at and interact with the things
around them in a way that produces
actual value, not apparent value or
conceptual value.
"The est context reveals the value
of other programs so it's not a ques-
tion of est versus those things. It's a
question of us pointing out to peo-
ple that those programs can be more
than a way of manipulating the
system. The training enables a
person to get into a program - to
get whatever value he can out of that
program, not try to trick it or out-
smart it."
long saw the immediate impact of
the training in terms of institutional
life, giving inmates a context within
which to hold their experience of
prison. In the long run, he felt the
training would provide ex-convicts
with a context within which to hold
the experience of life on the street.
Another way in which the est train-
ing differs from other prison pro-
grams is its one-time nature. The
"context" Long described is created
as a lasting quality of one's ex-
perience in the basic two-weekend
training. While est offers graduate
seminars for those who want to
participate in them, the 60 hour
training is regarded as complete in
itself.
Interestingly, many of the non-
JANUARY-FEBRUARY 1978 AMERICAN JOURNAL OF CORRECTION
Second of Two Parts
graduates I interviewed assumed that
est would require continuing ongo-
ing training to reinforce its effect -
like some of the self-help programs
they were familiar with. The inmate
and staff graduates tended to dis-
agree, however. As Keohane
described it: "lI's not rea lIy a pro-
gram. This is an experience that only
takes place on a couple of
weekends, and you don't need to
keep going back."
Future of est in Prisons
The four est trainings conducted
so far in prisons have been donated
by est without charge. In addition to
deferring the normal tuition rev-
enues, the organization has provided
the costs of supplies, salaries, and
travel.
Don Cox, the president of est, in-
dicated that while est may continue
to donate some prison trainings, it is
not in a positiol) to do so on an un-
limited basis. In addition to the
prison trainings, est has donated
' trainings to disadvantaged com-
munities and groups, to school
classes, and others.
Within the three prisons, there
was a consensus among those in-
terviewed - graduates and non-
graduates alike - in favor of more
trainings.
Among the prison staff members,
there was a special concern that
future trainings be accompanied by
rigorous evaluation research efforts.
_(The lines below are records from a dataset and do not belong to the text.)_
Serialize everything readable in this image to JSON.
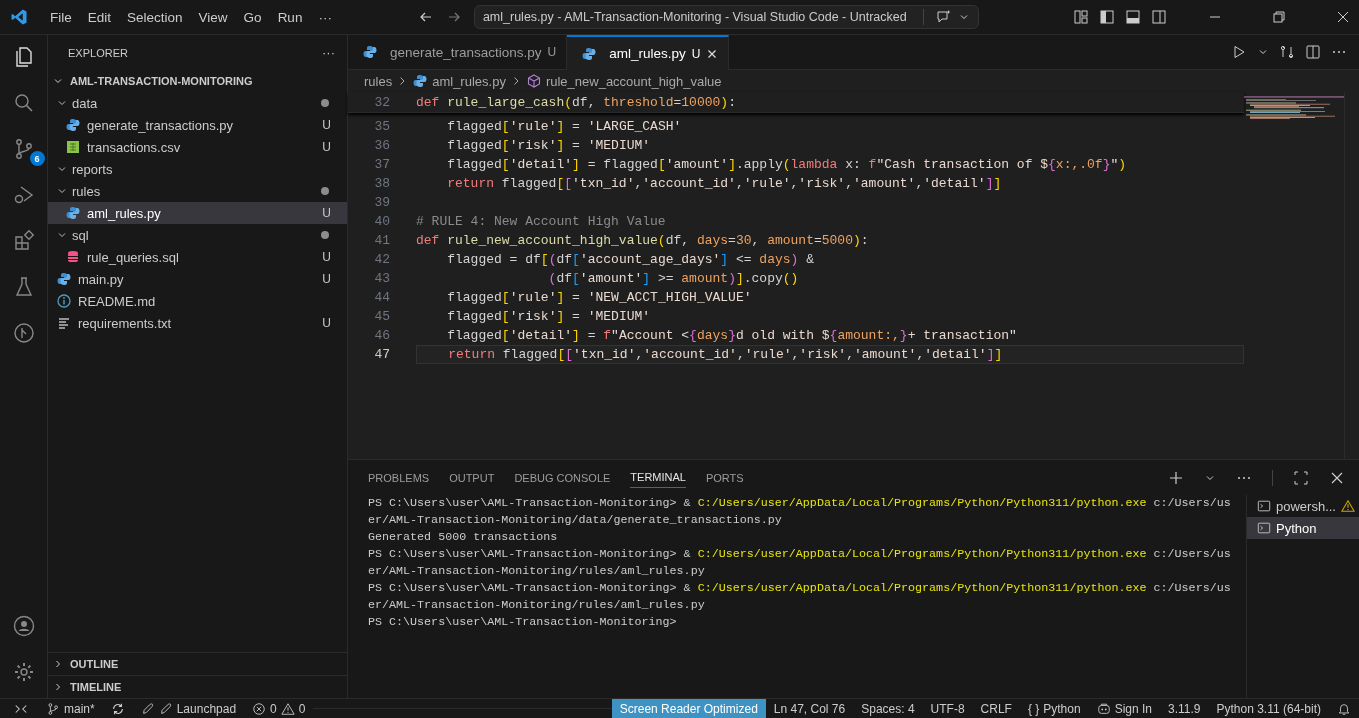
{
  "menu": [
    "File",
    "Edit",
    "Selection",
    "View",
    "Go",
    "Run",
    "···"
  ],
  "command_center": "aml_rules.py - AML-Transaction-Monitoring - Visual Studio Code - Untracked",
  "activity_badge": "6",
  "explorer": {
    "title": "EXPLORER",
    "more": "···",
    "root": {
      "label": "AML-TRANSACTION-MONITORING",
      "expanded": true,
      "children": [
        {
          "label": "data",
          "kind": "folder",
          "expanded": true,
          "dot": true,
          "selected": false,
          "children": [
            {
              "label": "generate_transactions.py",
              "kind": "python",
              "badge": "U",
              "selected": false
            },
            {
              "label": "transactions.csv",
              "kind": "csv",
              "badge": "U",
              "selected": false
            }
          ]
        },
        {
          "label": "reports",
          "kind": "folder",
          "expanded": true,
          "dot": false,
          "selected": false
        },
        {
          "label": "rules",
          "kind": "folder",
          "expanded": true,
          "dot": true,
          "selected": false,
          "children": [
            {
              "label": "aml_rules.py",
              "kind": "python",
              "badge": "U",
              "selected": true
            }
          ]
        },
        {
          "label": "sql",
          "kind": "folder",
          "expanded": true,
          "dot": true,
          "selected": false,
          "children": [
            {
              "label": "rule_queries.sql",
              "kind": "sql",
              "badge": "U",
              "selected": false
            }
          ]
        },
        {
          "label": "main.py",
          "kind": "python",
          "badge": "U",
          "selected": false
        },
        {
          "label": "README.md",
          "kind": "info",
          "selected": false
        },
        {
          "label": "requirements.txt",
          "kind": "text",
          "badge": "U",
          "selected": false
        }
      ]
    },
    "sections": [
      {
        "label": "OUTLINE",
        "expanded": false
      },
      {
        "label": "TIMELINE",
        "expanded": false
      }
    ]
  },
  "tabs": [
    {
      "label": "generate_transactions.py",
      "badge": "U",
      "selected": false
    },
    {
      "label": "aml_rules.py",
      "badge": "U",
      "selected": true
    }
  ],
  "breadcrumb": [
    "rules",
    "aml_rules.py",
    "rule_new_account_high_value"
  ],
  "sticky_line": {
    "num": "32",
    "tokens": [
      {
        "text": "def",
        "kind": "k"
      },
      {
        "text": " rule_large_cash",
        "kind": "f"
      },
      {
        "text": "(",
        "kind": "b1"
      },
      {
        "text": "df, ",
        "kind": "v"
      },
      {
        "text": "threshold",
        "kind": "p"
      },
      {
        "text": "=",
        "kind": "v"
      },
      {
        "text": "10000",
        "kind": "n"
      },
      {
        "text": ")",
        "kind": "b1"
      },
      {
        "text": ":",
        "kind": "v"
      }
    ]
  },
  "code": [
    {
      "num": "35",
      "current": false,
      "tokens": [
        {
          "text": "    flagged",
          "kind": "v"
        },
        {
          "text": "[",
          "kind": "b1"
        },
        {
          "text": "'rule'",
          "kind": "s"
        },
        {
          "text": "]",
          "kind": "b1"
        },
        {
          "text": " = ",
          "kind": "v"
        },
        {
          "text": "'LARGE_CASH'",
          "kind": "s"
        }
      ]
    },
    {
      "num": "36",
      "current": false,
      "tokens": [
        {
          "text": "    flagged",
          "kind": "v"
        },
        {
          "text": "[",
          "kind": "b1"
        },
        {
          "text": "'risk'",
          "kind": "s"
        },
        {
          "text": "]",
          "kind": "b1"
        },
        {
          "text": " = ",
          "kind": "v"
        },
        {
          "text": "'MEDIUM'",
          "kind": "s"
        }
      ]
    },
    {
      "num": "37",
      "current": false,
      "tokens": [
        {
          "text": "    flagged",
          "kind": "v"
        },
        {
          "text": "[",
          "kind": "b1"
        },
        {
          "text": "'detail'",
          "kind": "s"
        },
        {
          "text": "]",
          "kind": "b1"
        },
        {
          "text": " = flagged",
          "kind": "v"
        },
        {
          "text": "[",
          "kind": "b1"
        },
        {
          "text": "'amount'",
          "kind": "s"
        },
        {
          "text": "]",
          "kind": "b1"
        },
        {
          "text": ".apply",
          "kind": "v"
        },
        {
          "text": "(",
          "kind": "b1"
        },
        {
          "text": "lambda",
          "kind": "k"
        },
        {
          "text": " x: ",
          "kind": "v"
        },
        {
          "text": "f",
          "kind": "k"
        },
        {
          "text": "\"Cash transaction of $",
          "kind": "s"
        },
        {
          "text": "{",
          "kind": "b2"
        },
        {
          "text": "x:,.0f",
          "kind": "p"
        },
        {
          "text": "}",
          "kind": "b2"
        },
        {
          "text": "\"",
          "kind": "s"
        },
        {
          "text": ")",
          "kind": "b1"
        }
      ]
    },
    {
      "num": "38",
      "current": false,
      "tokens": [
        {
          "text": "    return",
          "kind": "k"
        },
        {
          "text": " flagged",
          "kind": "v"
        },
        {
          "text": "[",
          "kind": "b1"
        },
        {
          "text": "[",
          "kind": "b2"
        },
        {
          "text": "'txn_id'",
          "kind": "s"
        },
        {
          "text": ",",
          "kind": "v"
        },
        {
          "text": "'account_id'",
          "kind": "s"
        },
        {
          "text": ",",
          "kind": "v"
        },
        {
          "text": "'rule'",
          "kind": "s"
        },
        {
          "text": ",",
          "kind": "v"
        },
        {
          "text": "'risk'",
          "kind": "s"
        },
        {
          "text": ",",
          "kind": "v"
        },
        {
          "text": "'amount'",
          "kind": "s"
        },
        {
          "text": ",",
          "kind": "v"
        },
        {
          "text": "'detail'",
          "kind": "s"
        },
        {
          "text": "]",
          "kind": "b2"
        },
        {
          "text": "]",
          "kind": "b1"
        }
      ]
    },
    {
      "num": "39",
      "current": false
    },
    {
      "num": "40",
      "current": false,
      "tokens": [
        {
          "text": "# RULE 4: New Account High Value",
          "kind": "c"
        }
      ]
    },
    {
      "num": "41",
      "current": false,
      "tokens": [
        {
          "text": "def",
          "kind": "k"
        },
        {
          "text": " rule_new_account_high_value",
          "kind": "f"
        },
        {
          "text": "(",
          "kind": "b1"
        },
        {
          "text": "df, ",
          "kind": "v"
        },
        {
          "text": "days",
          "kind": "p"
        },
        {
          "text": "=",
          "kind": "v"
        },
        {
          "text": "30",
          "kind": "n"
        },
        {
          "text": ", ",
          "kind": "v"
        },
        {
          "text": "amount",
          "kind": "p"
        },
        {
          "text": "=",
          "kind": "v"
        },
        {
          "text": "5000",
          "kind": "n"
        },
        {
          "text": ")",
          "kind": "b1"
        },
        {
          "text": ":",
          "kind": "v"
        }
      ]
    },
    {
      "num": "42",
      "current": false,
      "tokens": [
        {
          "text": "    flagged = df",
          "kind": "v"
        },
        {
          "text": "[",
          "kind": "b1"
        },
        {
          "text": "(",
          "kind": "b2"
        },
        {
          "text": "df",
          "kind": "v"
        },
        {
          "text": "[",
          "kind": "b3"
        },
        {
          "text": "'account_age_days'",
          "kind": "s"
        },
        {
          "text": "]",
          "kind": "b3"
        },
        {
          "text": " <= ",
          "kind": "v"
        },
        {
          "text": "days",
          "kind": "p"
        },
        {
          "text": ")",
          "kind": "b2"
        },
        {
          "text": " &",
          "kind": "v"
        }
      ]
    },
    {
      "num": "43",
      "current": false,
      "tokens": [
        {
          "text": "                 (",
          "kind": "b2"
        },
        {
          "text": "df",
          "kind": "v"
        },
        {
          "text": "[",
          "kind": "b3"
        },
        {
          "text": "'amount'",
          "kind": "s"
        },
        {
          "text": "]",
          "kind": "b3"
        },
        {
          "text": " >= ",
          "kind": "v"
        },
        {
          "text": "amount",
          "kind": "p"
        },
        {
          "text": ")",
          "kind": "b2"
        },
        {
          "text": "]",
          "kind": "b1"
        },
        {
          "text": ".copy",
          "kind": "v"
        },
        {
          "text": "(",
          "kind": "b1"
        },
        {
          "text": ")",
          "kind": "b1"
        }
      ]
    },
    {
      "num": "44",
      "current": false,
      "tokens": [
        {
          "text": "    flagged",
          "kind": "v"
        },
        {
          "text": "[",
          "kind": "b1"
        },
        {
          "text": "'rule'",
          "kind": "s"
        },
        {
          "text": "]",
          "kind": "b1"
        },
        {
          "text": " = ",
          "kind": "v"
        },
        {
          "text": "'NEW_ACCT_HIGH_VALUE'",
          "kind": "s"
        }
      ]
    },
    {
      "num": "45",
      "current": false,
      "tokens": [
        {
          "text": "    flagged",
          "kind": "v"
        },
        {
          "text": "[",
          "kind": "b1"
        },
        {
          "text": "'risk'",
          "kind": "s"
        },
        {
          "text": "]",
          "kind": "b1"
        },
        {
          "text": " = ",
          "kind": "v"
        },
        {
          "text": "'MEDIUM'",
          "kind": "s"
        }
      ]
    },
    {
      "num": "46",
      "current": false,
      "tokens": [
        {
          "text": "    flagged",
          "kind": "v"
        },
        {
          "text": "[",
          "kind": "b1"
        },
        {
          "text": "'detail'",
          "kind": "s"
        },
        {
          "text": "]",
          "kind": "b1"
        },
        {
          "text": " = ",
          "kind": "v"
        },
        {
          "text": "f",
          "kind": "k"
        },
        {
          "text": "\"Account <",
          "kind": "s"
        },
        {
          "text": "{",
          "kind": "b2"
        },
        {
          "text": "days",
          "kind": "p"
        },
        {
          "text": "}",
          "kind": "b2"
        },
        {
          "text": "d old with $",
          "kind": "s"
        },
        {
          "text": "{",
          "kind": "b2"
        },
        {
          "text": "amount:,",
          "kind": "p"
        },
        {
          "text": "}",
          "kind": "b2"
        },
        {
          "text": "+ transaction\"",
          "kind": "s"
        }
      ]
    },
    {
      "num": "47",
      "current": true,
      "tokens": [
        {
          "text": "    return",
          "kind": "k"
        },
        {
          "text": " flagged",
          "kind": "v"
        },
        {
          "text": "[",
          "kind": "b1"
        },
        {
          "text": "[",
          "kind": "b2"
        },
        {
          "text": "'txn_id'",
          "kind": "s"
        },
        {
          "text": ",",
          "kind": "v"
        },
        {
          "text": "'account_id'",
          "kind": "s"
        },
        {
          "text": ",",
          "kind": "v"
        },
        {
          "text": "'rule'",
          "kind": "s"
        },
        {
          "text": ",",
          "kind": "v"
        },
        {
          "text": "'risk'",
          "kind": "s"
        },
        {
          "text": ",",
          "kind": "v"
        },
        {
          "text": "'amount'",
          "kind": "s"
        },
        {
          "text": ",",
          "kind": "v"
        },
        {
          "text": "'detail'",
          "kind": "s"
        },
        {
          "text": "]",
          "kind": "b2"
        },
        {
          "text": "]",
          "kind": "b1"
        }
      ]
    }
  ],
  "panel_tabs": [
    {
      "label": "PROBLEMS",
      "selected": false
    },
    {
      "label": "OUTPUT",
      "selected": false
    },
    {
      "label": "DEBUG CONSOLE",
      "selected": false
    },
    {
      "label": "TERMINAL",
      "selected": true
    },
    {
      "label": "PORTS",
      "selected": false
    }
  ],
  "terminal": [
    [
      {
        "text": "PS C:\\Users\\user\\AML-Transaction-Monitoring> & ",
        "kind": "t"
      },
      {
        "text": "C:/Users/user/AppData/Local/Programs/Python/Python311/python.exe",
        "kind": "y"
      },
      {
        "text": " c:/Users/us",
        "kind": "t"
      }
    ],
    [
      {
        "text": "er/AML-Transaction-Monitoring/data/generate_transactions.py",
        "kind": "t"
      }
    ],
    [
      {
        "text": "Generated 5000 transactions",
        "kind": "t"
      }
    ],
    [
      {
        "text": "PS C:\\Users\\user\\AML-Transaction-Monitoring> & ",
        "kind": "t"
      },
      {
        "text": "C:/Users/user/AppData/Local/Programs/Python/Python311/python.exe",
        "kind": "y"
      },
      {
        "text": " c:/Users/us",
        "kind": "t"
      }
    ],
    [
      {
        "text": "er/AML-Transaction-Monitoring/rules/aml_rules.py",
        "kind": "t"
      }
    ],
    [
      {
        "text": "PS C:\\Users\\user\\AML-Transaction-Monitoring> & ",
        "kind": "t"
      },
      {
        "text": "C:/Users/user/AppData/Local/Programs/Python/Python311/python.exe",
        "kind": "y"
      },
      {
        "text": " c:/Users/us",
        "kind": "t"
      }
    ],
    [
      {
        "text": "er/AML-Transaction-Monitoring/rules/aml_rules.py",
        "kind": "t"
      }
    ],
    [
      {
        "text": "PS C:\\Users\\user\\AML-Transaction-Monitoring>",
        "kind": "t"
      }
    ]
  ],
  "terminals": [
    {
      "label": "powersh...",
      "warning": true,
      "selected": false
    },
    {
      "label": "Python",
      "warning": false,
      "selected": true
    }
  ],
  "status": {
    "branch": "main*",
    "launchpad": "Launchpad",
    "errors": "0",
    "warnings": "0",
    "screen_reader": "Screen Reader Optimized",
    "position": "Ln 47, Col 76",
    "indent": "Spaces: 4",
    "encoding": "UTF-8",
    "eol": "CRLF",
    "braces": "{ }",
    "language": "Python",
    "sign_in": "Sign In",
    "python_version": "3.11.9",
    "interpreter": "Python 3.11 (64-bit)"
  }
}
The psychologists and psychiatrists
interviewed felt this was essential,
and they are unwilling to pass final
judgment on the effectiveness of the
est training until they can observe
the inmate-graduates over a longer
period of time.
Asked if they would support a con-
tinuation of trainings in the interim,
they all said they would. A careful
evaluation of a lompoc training is in
process.
The inmates were more un-
qualified in their support for future
trainings. Some had personally writ-
ten to est requesting more trainings,
as well as graduate seminar pro-
grams.
II is clear from this exploratory
study that est has a great deal to of-
fer the prison system. The extent of
that contribution and how that con-
tribution can best be made available
on a wider scale awaits further re-
search and study. •
25